▶ [Instructions to follow]: Keep every line of the data below that has the string "kind" and present those lines.

▶ [Stored data]:
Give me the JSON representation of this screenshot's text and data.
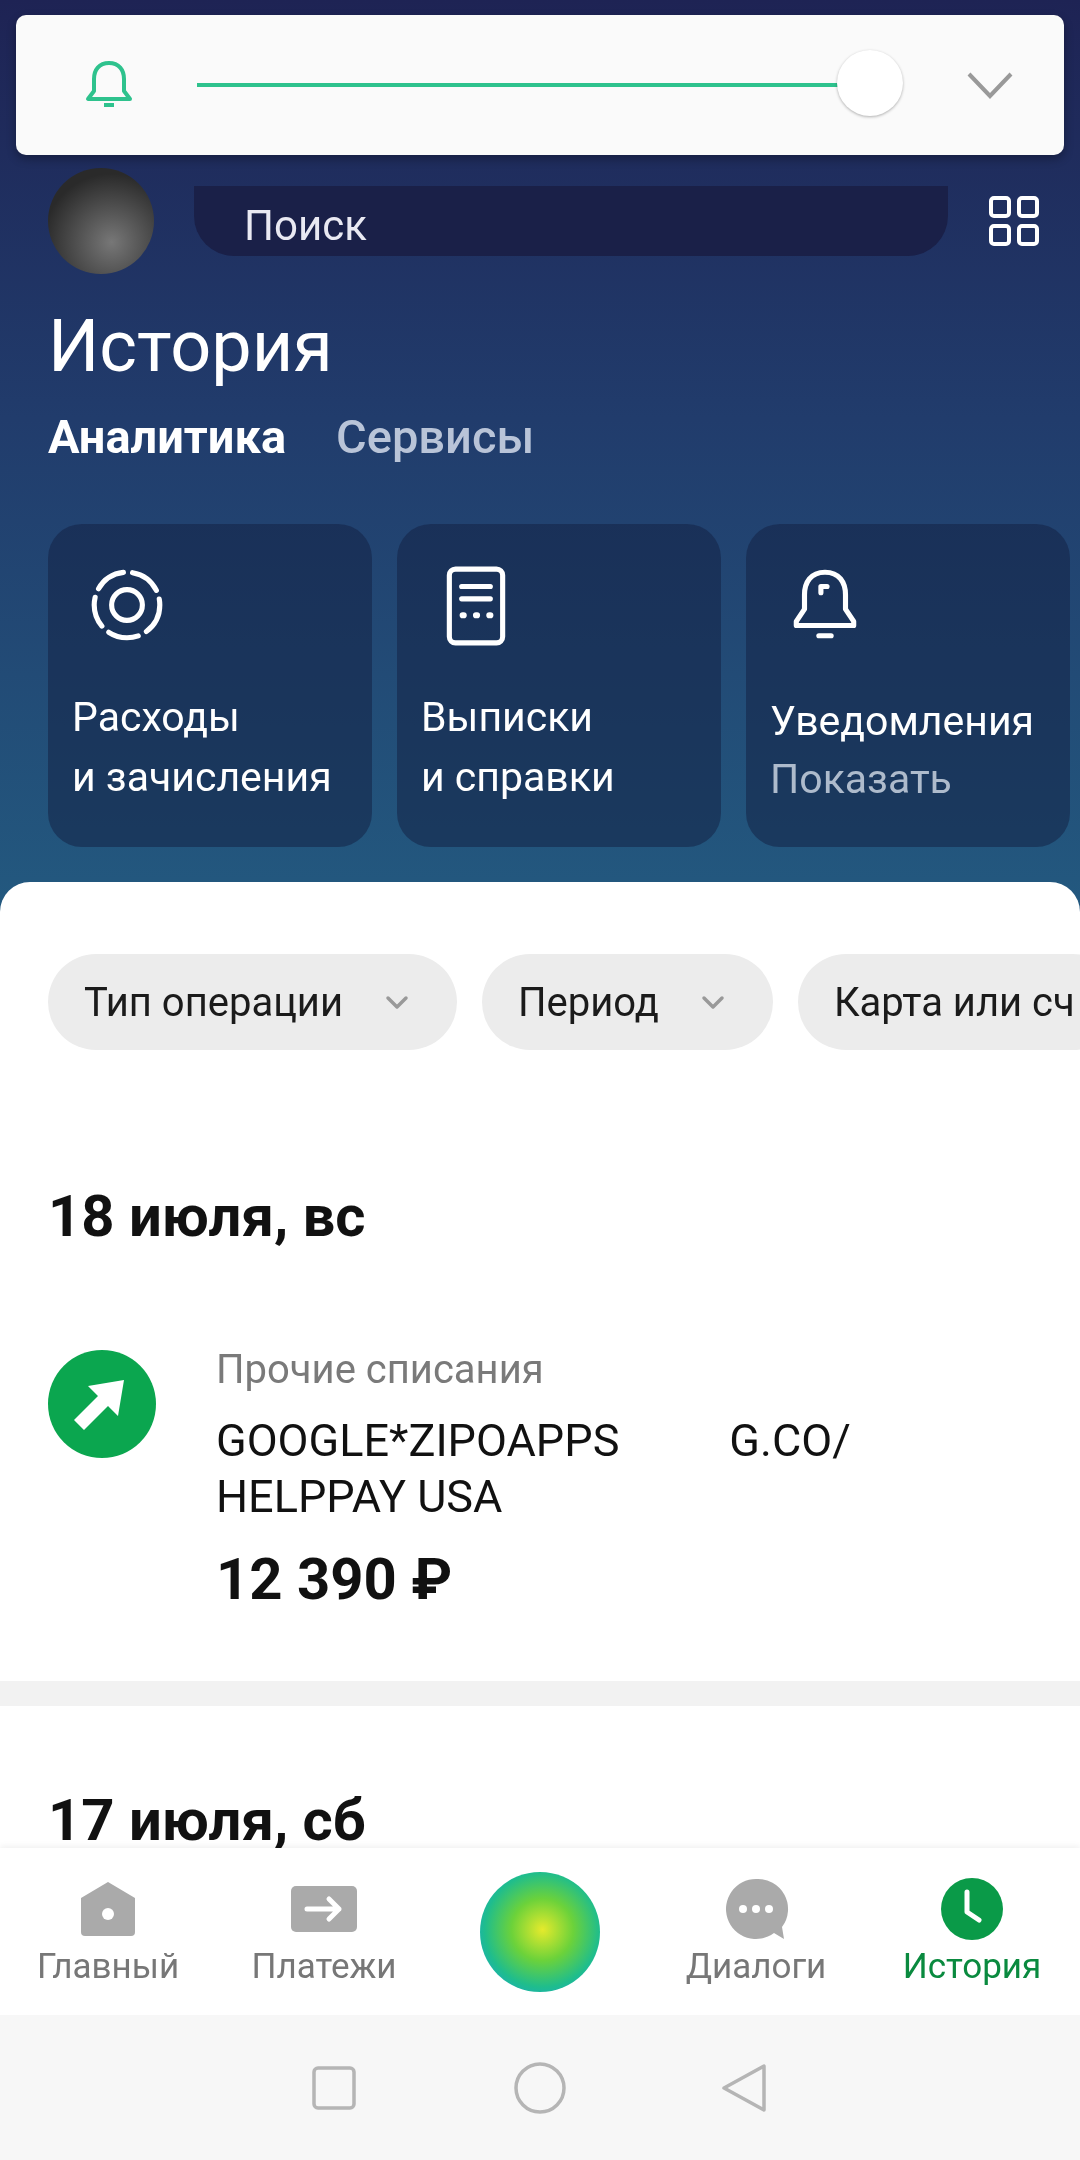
{
  "volume_panel": {
    "level": 1
  },
  "header": {
    "search": {
      "placeholder": "Поиск"
    }
  },
  "title": "История",
  "tabs": [
    {
      "label": "Аналитика",
      "selected": true
    },
    {
      "label": "Сервисы",
      "selected": false
    }
  ],
  "cards": [
    {
      "kind": "expenses",
      "lines": [
        "Расходы",
        "и зачисления"
      ]
    },
    {
      "kind": "statements",
      "lines": [
        "Выписки",
        "и справки"
      ]
    },
    {
      "kind": "notifications",
      "lines": [
        "Уведомления"
      ],
      "action": "Показать"
    }
  ],
  "filters": [
    {
      "label": "Тип операции",
      "dropdown": true
    },
    {
      "label": "Период",
      "dropdown": true
    },
    {
      "label": "Карта или сч",
      "dropdown": false
    }
  ],
  "days": [
    {
      "date": "18 июля, вс",
      "operations": [
        {
          "category": "Прочие списания",
          "merchant": [
            "GOOGLE*ZIPOAPPS",
            "G.CO/",
            "HELPPAY USA"
          ],
          "amount": "12 390 ₽"
        }
      ]
    },
    {
      "date": "17 июля, сб"
    }
  ],
  "bottom_nav": [
    {
      "kind": "home",
      "label": "Главный",
      "selected": false
    },
    {
      "kind": "payments",
      "label": "Платежи",
      "selected": false
    },
    {
      "kind": "assistant"
    },
    {
      "kind": "dialogs",
      "label": "Диалоги",
      "selected": false
    },
    {
      "kind": "history",
      "label": "История",
      "selected": true
    }
  ]
}
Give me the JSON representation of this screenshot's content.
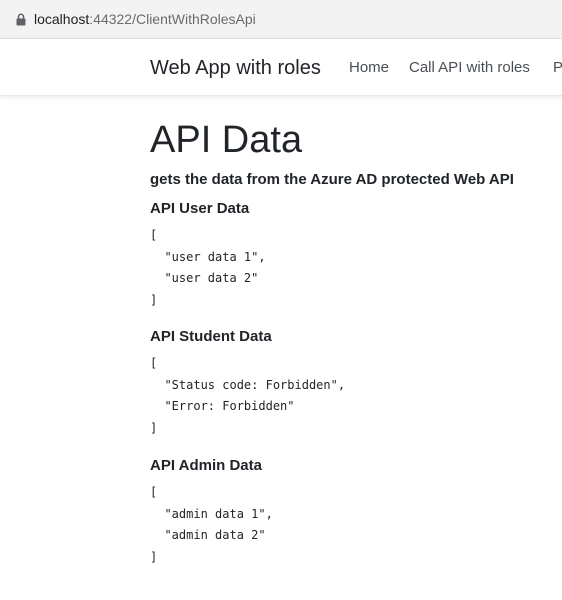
{
  "browser": {
    "url_host": "localhost",
    "url_rest": ":44322/ClientWithRolesApi",
    "lock_icon": "lock-icon"
  },
  "navbar": {
    "brand": "Web App with roles",
    "links": [
      "Home",
      "Call API with roles",
      "P"
    ]
  },
  "main": {
    "title": "API Data",
    "subtitle": "gets the data from the Azure AD protected Web API",
    "sections": [
      {
        "title": "API User Data",
        "json": "[\n  \"user data 1\",\n  \"user data 2\"\n]"
      },
      {
        "title": "API Student Data",
        "json": "[\n  \"Status code: Forbidden\",\n  \"Error: Forbidden\"\n]"
      },
      {
        "title": "API Admin Data",
        "json": "[\n  \"admin data 1\",\n  \"admin data 2\"\n]"
      }
    ]
  }
}
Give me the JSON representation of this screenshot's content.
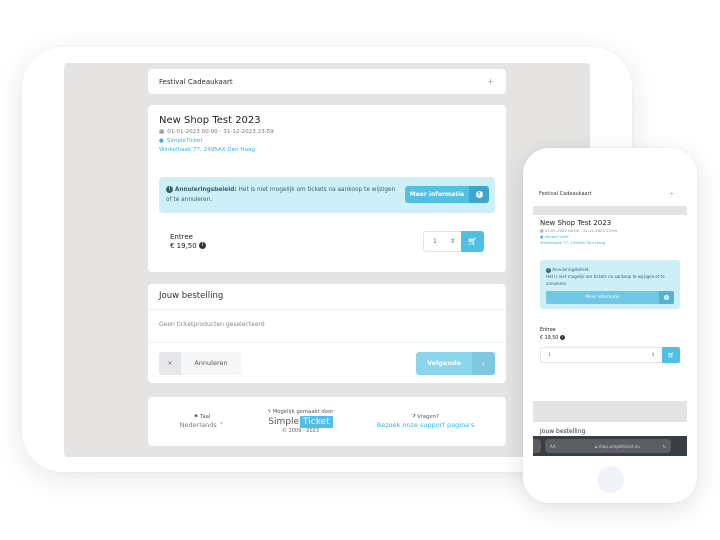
{
  "shop": {
    "gift_card": {
      "title": "Festival Cadeaukaart",
      "toggle": "+"
    },
    "event": {
      "title": "New Shop Test 2023",
      "dates": "01-01-2023 00:00 - 31-12-2023 23:59",
      "venue": "SimpleTicket",
      "address": "Winkelhaak 77, 2495AX Den Haag"
    },
    "notice": {
      "label": "Annuleringsbeleid:",
      "text": "Het is niet mogelijk om tickets na aankoop te wijzigen of te annuleren.",
      "button": "Meer informatie"
    },
    "ticket": {
      "name": "Entree",
      "price": "€ 19,50",
      "quantity": "1"
    },
    "order": {
      "title": "Jouw bestelling",
      "empty": "Geen ticketproducten geselecteerd",
      "cancel": "Annuleren",
      "next": "Volgende"
    },
    "footer": {
      "language_caption": "Taal",
      "language_value": "Nederlands",
      "powered_caption": "Mogelijk gemaakt door",
      "logo_left": "Simple",
      "logo_right": "Ticket",
      "copyright": "© 2009 - 2023",
      "support_caption": "Vragen?",
      "support_link": "Bezoek onze support pagina's"
    }
  },
  "phone_browser": {
    "text_size": "AA",
    "url": "shop.simpleticket.eu"
  }
}
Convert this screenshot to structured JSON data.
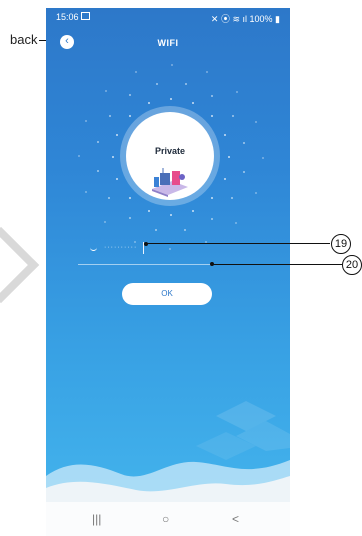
{
  "status_bar": {
    "time": "15:06",
    "battery": "100%"
  },
  "header": {
    "title": "WIFI"
  },
  "wifi": {
    "ssid": "Private",
    "password_mask": "··········"
  },
  "ok_button": {
    "label": "OK"
  },
  "annotations": {
    "back_label": "back",
    "callout_19": "19",
    "callout_20": "20"
  },
  "nav": {
    "recents": "|||",
    "home": "○",
    "back": "<"
  },
  "colors": {
    "bg_top": "#2d78c9",
    "bg_bottom": "#45b7ee",
    "accent": "#2d78c9"
  }
}
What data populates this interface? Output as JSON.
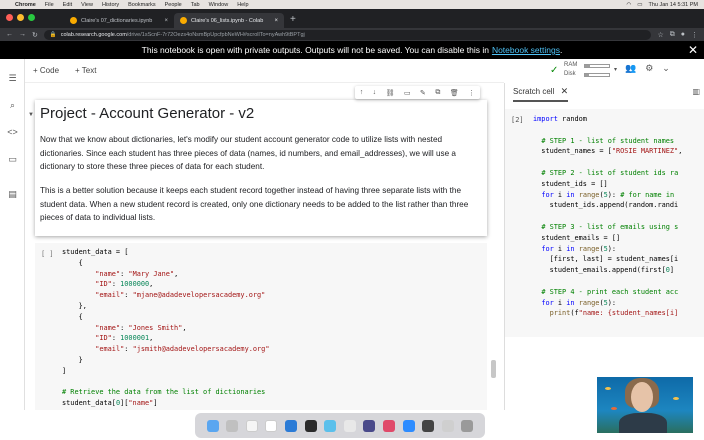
{
  "menubar": {
    "app": "Chrome",
    "items": [
      "File",
      "Edit",
      "View",
      "History",
      "Bookmarks",
      "People",
      "Tab",
      "Window",
      "Help"
    ],
    "clock": "Thu Jan 14  5:31 PM"
  },
  "tabs": [
    {
      "label": "Claire's 07_dictionaries.ipynb"
    },
    {
      "label": "Claire's 06_lists.ipynb - Colab"
    }
  ],
  "address": {
    "host": "colab.research.google.com",
    "path": "/drive/1sScnF-7r72Oezs4oNsmBpUpcfpbNeWH#scrollTo=nyAwh9tBPTgj"
  },
  "infobar": {
    "message": "This notebook is open with private outputs. Outputs will not be saved. You can disable this in",
    "link": "Notebook settings",
    "suffix": "."
  },
  "toolbar": {
    "add_code": "+ Code",
    "add_text": "+ Text"
  },
  "resources": {
    "ram_label": "RAM",
    "disk_label": "Disk",
    "ram_usage": 0.2,
    "disk_usage": 0.15
  },
  "text_cell": {
    "title": "Project - Account Generator - v2",
    "para1": "Now that we know about dictionaries, let's modify our student account generator code to utilize lists with nested dictionaries. Since each student has three pieces of data (names, id numbers, and email_addresses), we will use a dictionary to store these three pieces of data for each student.",
    "para2": "This is a better solution because it keeps each student record together instead of having three separate lists with the student data. When a new student record is created, only one dictionary needs to be added to the list rather than three pieces of data to individual lists."
  },
  "code_cell": {
    "exec_label": "[ ]"
  },
  "scratch": {
    "tab_label": "Scratch cell",
    "exec_label": "[2]"
  },
  "icons": [
    "table-of-contents-icon",
    "search-icon",
    "code-snippets-icon",
    "files-icon",
    "terminal-icon",
    "comment-icon",
    "person-add-icon",
    "settings-icon",
    "chevron-down-icon",
    "close-icon"
  ]
}
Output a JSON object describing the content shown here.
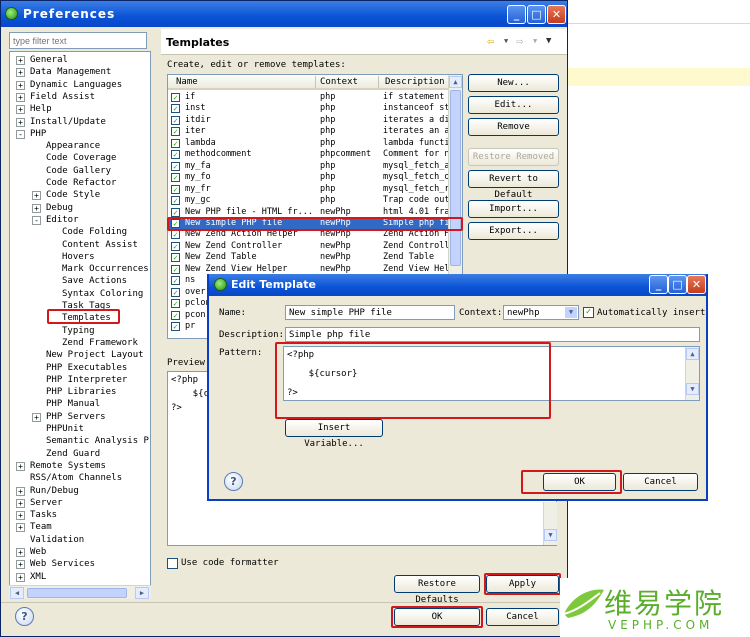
{
  "preferences": {
    "title": "Preferences",
    "filter_placeholder": "type filter text",
    "tree": [
      {
        "label": "General",
        "expander": "+",
        "level": 0
      },
      {
        "label": "Data Management",
        "expander": "+",
        "level": 0
      },
      {
        "label": "Dynamic Languages",
        "expander": "+",
        "level": 0
      },
      {
        "label": "Field Assist",
        "expander": "+",
        "level": 0
      },
      {
        "label": "Help",
        "expander": "+",
        "level": 0
      },
      {
        "label": "Install/Update",
        "expander": "+",
        "level": 0
      },
      {
        "label": "PHP",
        "expander": "-",
        "level": 0
      },
      {
        "label": "Appearance",
        "expander": "",
        "level": 1
      },
      {
        "label": "Code Coverage",
        "expander": "",
        "level": 1
      },
      {
        "label": "Code Gallery",
        "expander": "",
        "level": 1
      },
      {
        "label": "Code Refactor",
        "expander": "",
        "level": 1
      },
      {
        "label": "Code Style",
        "expander": "+",
        "level": 1
      },
      {
        "label": "Debug",
        "expander": "+",
        "level": 1
      },
      {
        "label": "Editor",
        "expander": "-",
        "level": 1
      },
      {
        "label": "Code Folding",
        "expander": "",
        "level": 2
      },
      {
        "label": "Content Assist",
        "expander": "",
        "level": 2
      },
      {
        "label": "Hovers",
        "expander": "",
        "level": 2
      },
      {
        "label": "Mark Occurrences",
        "expander": "",
        "level": 2
      },
      {
        "label": "Save Actions",
        "expander": "",
        "level": 2
      },
      {
        "label": "Syntax Coloring",
        "expander": "",
        "level": 2
      },
      {
        "label": "Task Tags",
        "expander": "",
        "level": 2
      },
      {
        "label": "Templates",
        "expander": "",
        "level": 2
      },
      {
        "label": "Typing",
        "expander": "",
        "level": 2
      },
      {
        "label": "Zend Framework",
        "expander": "",
        "level": 2
      },
      {
        "label": "New Project Layout",
        "expander": "",
        "level": 1
      },
      {
        "label": "PHP Executables",
        "expander": "",
        "level": 1
      },
      {
        "label": "PHP Interpreter",
        "expander": "",
        "level": 1
      },
      {
        "label": "PHP Libraries",
        "expander": "",
        "level": 1
      },
      {
        "label": "PHP Manual",
        "expander": "",
        "level": 1
      },
      {
        "label": "PHP Servers",
        "expander": "+",
        "level": 1
      },
      {
        "label": "PHPUnit",
        "expander": "",
        "level": 1
      },
      {
        "label": "Semantic Analysis Pre",
        "expander": "",
        "level": 1
      },
      {
        "label": "Zend Guard",
        "expander": "",
        "level": 1
      },
      {
        "label": "Remote Systems",
        "expander": "+",
        "level": 0
      },
      {
        "label": "RSS/Atom Channels",
        "expander": "",
        "level": 0
      },
      {
        "label": "Run/Debug",
        "expander": "+",
        "level": 0
      },
      {
        "label": "Server",
        "expander": "+",
        "level": 0
      },
      {
        "label": "Tasks",
        "expander": "+",
        "level": 0
      },
      {
        "label": "Team",
        "expander": "+",
        "level": 0
      },
      {
        "label": "Validation",
        "expander": "",
        "level": 0
      },
      {
        "label": "Web",
        "expander": "+",
        "level": 0
      },
      {
        "label": "Web Services",
        "expander": "+",
        "level": 0
      },
      {
        "label": "XML",
        "expander": "+",
        "level": 0
      }
    ],
    "page_title": "Templates",
    "description": "Create, edit or remove templates:",
    "columns": [
      "Name",
      "Context",
      "Description"
    ],
    "rows": [
      [
        "if",
        "php",
        "if statement"
      ],
      [
        "inst",
        "php",
        "instanceof st"
      ],
      [
        "itdir",
        "php",
        "iterates a di"
      ],
      [
        "iter",
        "php",
        "iterates an a"
      ],
      [
        "lambda",
        "php",
        "lambda functi"
      ],
      [
        "methodcomment",
        "phpcomment",
        "Comment for n"
      ],
      [
        "my_fa",
        "php",
        "mysql_fetch_a"
      ],
      [
        "my_fo",
        "php",
        "mysql_fetch_o"
      ],
      [
        "my_fr",
        "php",
        "mysql_fetch_r"
      ],
      [
        "my_gc",
        "php",
        "Trap code out"
      ],
      [
        "New PHP file - HTML fr...",
        "newPhp",
        "html 4.01 fra"
      ],
      [
        "New simple PHP file",
        "newPhp",
        "Simple php fi"
      ],
      [
        "New Zend Action Helper",
        "newPhp",
        "Zend Action H"
      ],
      [
        "New Zend Controller",
        "newPhp",
        "Zend Controll"
      ],
      [
        "New Zend Table",
        "newPhp",
        "Zend Table"
      ],
      [
        "New Zend View Helper",
        "newPhp",
        "Zend View Hel"
      ],
      [
        "ns",
        "",
        ""
      ],
      [
        "overr",
        "",
        ""
      ],
      [
        "pclon",
        "",
        ""
      ],
      [
        "pcon",
        "",
        ""
      ],
      [
        "pr",
        "",
        ""
      ]
    ],
    "buttons": {
      "new": "New...",
      "edit": "Edit...",
      "remove": "Remove",
      "restore_removed": "Restore Removed",
      "revert": "Revert to Default",
      "import": "Import...",
      "export": "Export...",
      "restore_defaults": "Restore Defaults",
      "apply": "Apply",
      "ok": "OK",
      "cancel": "Cancel"
    },
    "preview_label": "Preview:",
    "preview_lines": [
      "<?php",
      "    ${cur",
      "?>"
    ],
    "use_formatter_label": "Use code formatter"
  },
  "edit_template": {
    "title": "Edit Template",
    "name_label": "Name:",
    "name_value": "New simple PHP file",
    "context_label": "Context:",
    "context_value": "newPhp",
    "auto_insert_label": "Automatically insert",
    "description_label": "Description:",
    "description_value": "Simple php file",
    "pattern_label": "Pattern:",
    "pattern_lines": [
      "<?php",
      "    ${cursor}",
      "?>"
    ],
    "insert_variable_label": "Insert Variable...",
    "ok_label": "OK",
    "cancel_label": "Cancel"
  },
  "watermark": {
    "chinese": "维易学院",
    "latin": "VEPHP.COM"
  },
  "icons": {
    "help": "?",
    "back": "⇦",
    "forward": "⇨",
    "menu": "▼"
  },
  "colors": {
    "title_bar": "#0a53d6",
    "highlight_red": "#d4171b",
    "window_bg": "#ece9d8"
  }
}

▶ [Answer box]:
      "kind": "expenses",
      "kind": "statements",
      "kind": "notifications",
      "kind": "home",
      "kind": "payments",
      "kind": "assistant"
      "kind": "dialogs",
      "kind": "history",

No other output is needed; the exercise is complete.